■ **Exercise requirements**: The lines below should be written out again in full, exactly as they are.

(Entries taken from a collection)
__________________________________________________

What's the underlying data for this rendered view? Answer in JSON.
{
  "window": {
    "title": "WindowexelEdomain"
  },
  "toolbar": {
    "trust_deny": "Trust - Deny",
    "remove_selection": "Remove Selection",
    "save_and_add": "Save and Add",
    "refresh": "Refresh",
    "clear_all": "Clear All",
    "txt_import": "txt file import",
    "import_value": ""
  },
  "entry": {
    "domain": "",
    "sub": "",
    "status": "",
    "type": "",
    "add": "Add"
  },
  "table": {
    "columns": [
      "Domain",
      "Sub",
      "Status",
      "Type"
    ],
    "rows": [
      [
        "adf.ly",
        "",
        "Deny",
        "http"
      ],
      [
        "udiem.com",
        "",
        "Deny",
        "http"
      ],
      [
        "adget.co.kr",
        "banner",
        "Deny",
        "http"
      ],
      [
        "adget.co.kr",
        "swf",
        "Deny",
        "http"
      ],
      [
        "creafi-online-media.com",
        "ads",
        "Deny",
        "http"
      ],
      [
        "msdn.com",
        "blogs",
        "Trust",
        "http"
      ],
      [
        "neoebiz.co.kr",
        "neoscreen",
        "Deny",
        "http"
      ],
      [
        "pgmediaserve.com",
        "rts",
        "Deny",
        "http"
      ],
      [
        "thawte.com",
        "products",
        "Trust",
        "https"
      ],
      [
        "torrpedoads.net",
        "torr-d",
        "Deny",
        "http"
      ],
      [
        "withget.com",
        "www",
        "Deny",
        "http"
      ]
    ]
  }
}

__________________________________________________

■ **Written answer**:
What's the underlying data for this rendered view? Answer in JSON.
{
  "window": {
    "title": "WindowexelEdomain"
  },
  "toolbar": {
    "trust_deny": "Trust - Deny",
    "remove_selection": "Remove Selection",
    "save_and_add": "Save and Add",
    "refresh": "Refresh",
    "clear_all": "Clear All",
    "txt_import": "txt file import",
    "import_value": ""
  },
  "entry": {
    "domain": "",
    "sub": "",
    "status": "",
    "type": "",
    "add": "Add"
  },
  "table": {
    "columns": [
      "Domain",
      "Sub",
      "Status",
      "Type"
    ],
    "rows": [
      [
        "adf.ly",
        "",
        "Deny",
        "http"
      ],
      [
        "udiem.com",
        "",
        "Deny",
        "http"
      ],
      [
        "adget.co.kr",
        "banner",
        "Deny",
        "http"
      ],
      [
        "adget.co.kr",
        "swf",
        "Deny",
        "http"
      ],
      [
        "creafi-online-media.com",
        "ads",
        "Deny",
        "http"
      ],
      [
        "msdn.com",
        "blogs",
        "Trust",
        "http"
      ],
      [
        "neoebiz.co.kr",
        "neoscreen",
        "Deny",
        "http"
      ],
      [
        "pgmediaserve.com",
        "rts",
        "Deny",
        "http"
      ],
      [
        "thawte.com",
        "products",
        "Trust",
        "https"
      ],
      [
        "torrpedoads.net",
        "torr-d",
        "Deny",
        "http"
      ],
      [
        "withget.com",
        "www",
        "Deny",
        "http"
      ]
    ]
  }
}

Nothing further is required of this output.